*What you will do*:
Leave out all pictures while repeating the records exactly and completely.

**********

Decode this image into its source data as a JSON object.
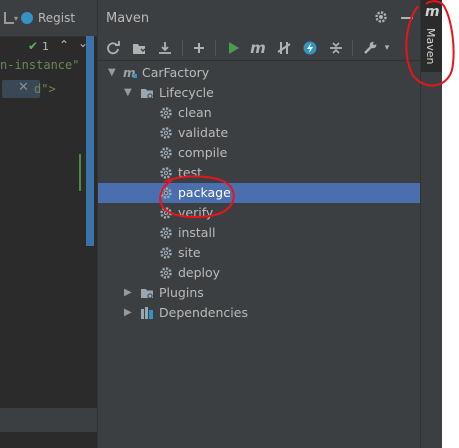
{
  "editor": {
    "run_config": "Regist",
    "problems_count": "1",
    "code_lines": [
      "n-instance\"",
      "d\">"
    ]
  },
  "maven": {
    "title": "Maven",
    "toolbar_icons": [
      "reload-icon",
      "generate-sources-icon",
      "download-icon",
      "add-icon",
      "run-icon",
      "execute-goal-icon",
      "skip-tests-icon",
      "offline-icon",
      "collapse-all-icon",
      "settings-icon"
    ],
    "tree": {
      "project": "CarFactory",
      "lifecycle_label": "Lifecycle",
      "lifecycle_items": [
        "clean",
        "validate",
        "compile",
        "test",
        "package",
        "verify",
        "install",
        "site",
        "deploy"
      ],
      "selected": "package",
      "plugins_label": "Plugins",
      "dependencies_label": "Dependencies"
    }
  },
  "right_stripe": {
    "maven_tab_label": "Maven",
    "maven_tab_glyph": "m"
  },
  "colors": {
    "selection": "#4b6eaf",
    "run_green": "#499c54",
    "annotation_red": "#e8141c"
  }
}
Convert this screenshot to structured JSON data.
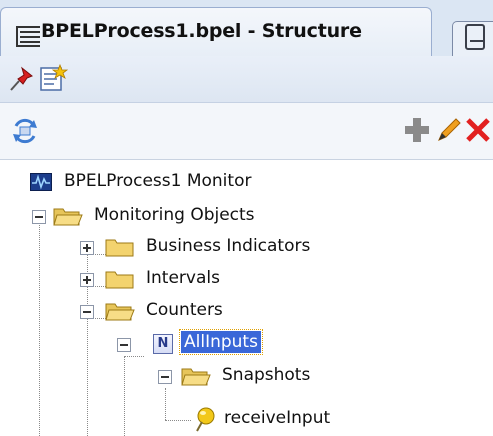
{
  "tab": {
    "title": "BPELProcess1.bpel - Structure"
  },
  "toolbar": {
    "pin_icon": "pin-icon",
    "properties_icon": "properties-icon",
    "refresh_icon": "refresh-icon",
    "add_icon": "add-icon",
    "edit_icon": "edit-icon",
    "delete_icon": "delete-icon"
  },
  "tree": {
    "root": "BPELProcess1 Monitor",
    "monitoring_objects": "Monitoring Objects",
    "business_indicators": "Business Indicators",
    "intervals": "Intervals",
    "counters": "Counters",
    "all_inputs_badge": "N",
    "all_inputs": "AllInputs",
    "snapshots": "Snapshots",
    "receive_input": "receiveInput"
  },
  "colors": {
    "selection": "#3a67d8",
    "folder": "#f1d36d",
    "delete": "#e22020"
  }
}
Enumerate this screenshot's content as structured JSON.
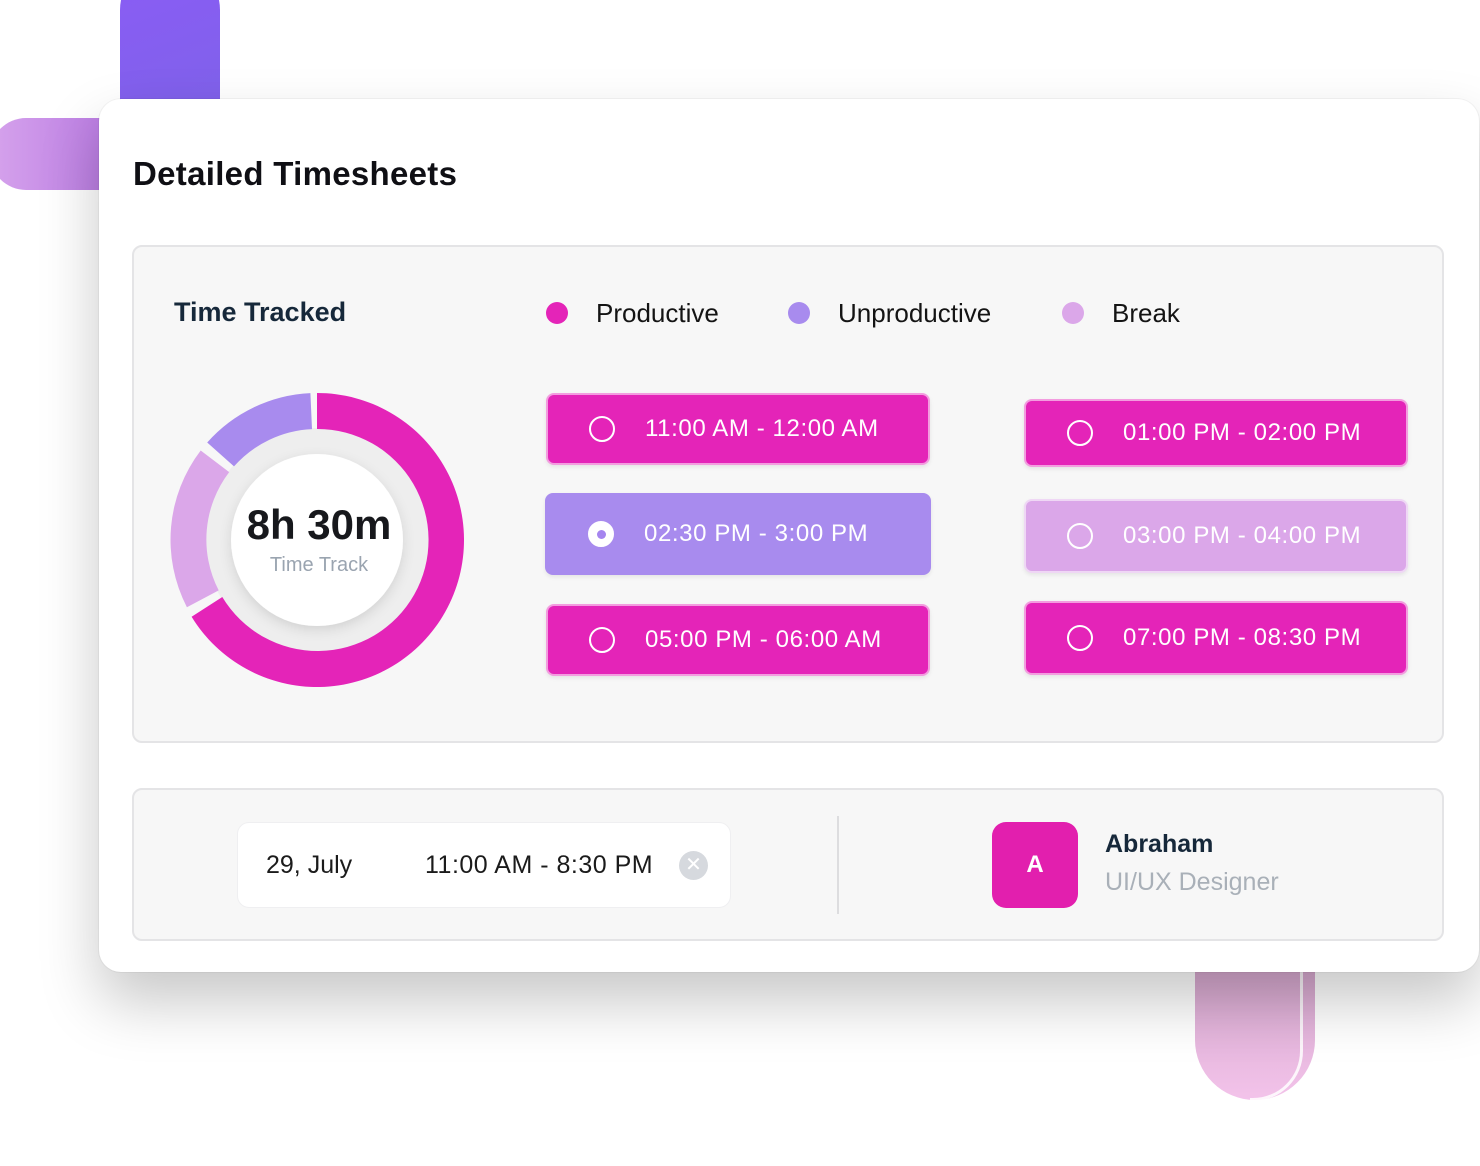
{
  "colors": {
    "productive": "#e424b8",
    "unproductive": "#a88bee",
    "break": "#dba7e9",
    "accent": "#e21fae"
  },
  "card": {
    "title": "Detailed Timesheets"
  },
  "time_tracked": {
    "heading": "Time Tracked",
    "legend": [
      {
        "label": "Productive",
        "color": "#e424b8"
      },
      {
        "label": "Unproductive",
        "color": "#a88bee"
      },
      {
        "label": "Break",
        "color": "#dba7e9"
      }
    ],
    "donut": {
      "value": "8h 30m",
      "caption": "Time Track"
    }
  },
  "slots": [
    {
      "label": "11:00 AM - 12:00 AM",
      "type": "productive",
      "selected": false
    },
    {
      "label": "02:30 PM - 3:00 PM",
      "type": "unproductive",
      "selected": true
    },
    {
      "label": "05:00 PM - 06:00 AM",
      "type": "productive",
      "selected": false
    },
    {
      "label": "01:00 PM - 02:00 PM",
      "type": "productive",
      "selected": false
    },
    {
      "label": "03:00 PM - 04:00 PM",
      "type": "break",
      "selected": false
    },
    {
      "label": "07:00 PM - 08:30 PM",
      "type": "productive",
      "selected": false
    }
  ],
  "filter": {
    "date": "29, July",
    "range": "11:00 AM - 8:30 PM",
    "clear_icon": "close-icon"
  },
  "user": {
    "initial": "A",
    "name": "Abraham",
    "role": "UI/UX Designer"
  }
}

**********

*Task result*:
Decode this image into its source data as a JSON object.
{
  "editor": {
    "run_config": "Regist",
    "problems_count": "1",
    "code_lines": [
      "n-instance\"",
      "d\">"
    ]
  },
  "maven": {
    "title": "Maven",
    "toolbar_icons": [
      "reload-icon",
      "generate-sources-icon",
      "download-icon",
      "add-icon",
      "run-icon",
      "execute-goal-icon",
      "skip-tests-icon",
      "offline-icon",
      "collapse-all-icon",
      "settings-icon"
    ],
    "tree": {
      "project": "CarFactory",
      "lifecycle_label": "Lifecycle",
      "lifecycle_items": [
        "clean",
        "validate",
        "compile",
        "test",
        "package",
        "verify",
        "install",
        "site",
        "deploy"
      ],
      "selected": "package",
      "plugins_label": "Plugins",
      "dependencies_label": "Dependencies"
    }
  },
  "right_stripe": {
    "maven_tab_label": "Maven",
    "maven_tab_glyph": "m"
  },
  "colors": {
    "selection": "#4b6eaf",
    "run_green": "#499c54",
    "annotation_red": "#e8141c"
  }
}
Convert this screenshot to structured JSON data.
{
  "tab": {
    "title": "BPELProcess1.bpel - Structure"
  },
  "toolbar": {
    "pin_icon": "pin-icon",
    "properties_icon": "properties-icon",
    "refresh_icon": "refresh-icon",
    "add_icon": "add-icon",
    "edit_icon": "edit-icon",
    "delete_icon": "delete-icon"
  },
  "tree": {
    "root": "BPELProcess1 Monitor",
    "monitoring_objects": "Monitoring Objects",
    "business_indicators": "Business Indicators",
    "intervals": "Intervals",
    "counters": "Counters",
    "all_inputs_badge": "N",
    "all_inputs": "AllInputs",
    "snapshots": "Snapshots",
    "receive_input": "receiveInput"
  },
  "colors": {
    "selection": "#3a67d8",
    "folder": "#f1d36d",
    "delete": "#e22020"
  }
}
Enumerate this screenshot's content as structured JSON.
{
  "colors": {
    "productive": "#e424b8",
    "unproductive": "#a88bee",
    "break": "#dba7e9",
    "accent": "#e21fae"
  },
  "card": {
    "title": "Detailed Timesheets"
  },
  "time_tracked": {
    "heading": "Time Tracked",
    "legend": [
      {
        "label": "Productive",
        "color": "#e424b8"
      },
      {
        "label": "Unproductive",
        "color": "#a88bee"
      },
      {
        "label": "Break",
        "color": "#dba7e9"
      }
    ],
    "donut": {
      "value": "8h 30m",
      "caption": "Time Track"
    }
  },
  "slots": [
    {
      "label": "11:00 AM - 12:00 AM",
      "type": "productive",
      "selected": false
    },
    {
      "label": "02:30 PM - 3:00 PM",
      "type": "unproductive",
      "selected": true
    },
    {
      "label": "05:00 PM - 06:00 AM",
      "type": "productive",
      "selected": false
    },
    {
      "label": "01:00 PM - 02:00 PM",
      "type": "productive",
      "selected": false
    },
    {
      "label": "03:00 PM - 04:00 PM",
      "type": "break",
      "selected": false
    },
    {
      "label": "07:00 PM - 08:30 PM",
      "type": "productive",
      "selected": false
    }
  ],
  "filter": {
    "date": "29, July",
    "range": "11:00 AM - 8:30 PM",
    "clear_icon": "close-icon"
  },
  "user": {
    "initial": "A",
    "name": "Abraham",
    "role": "UI/UX Designer"
  }
}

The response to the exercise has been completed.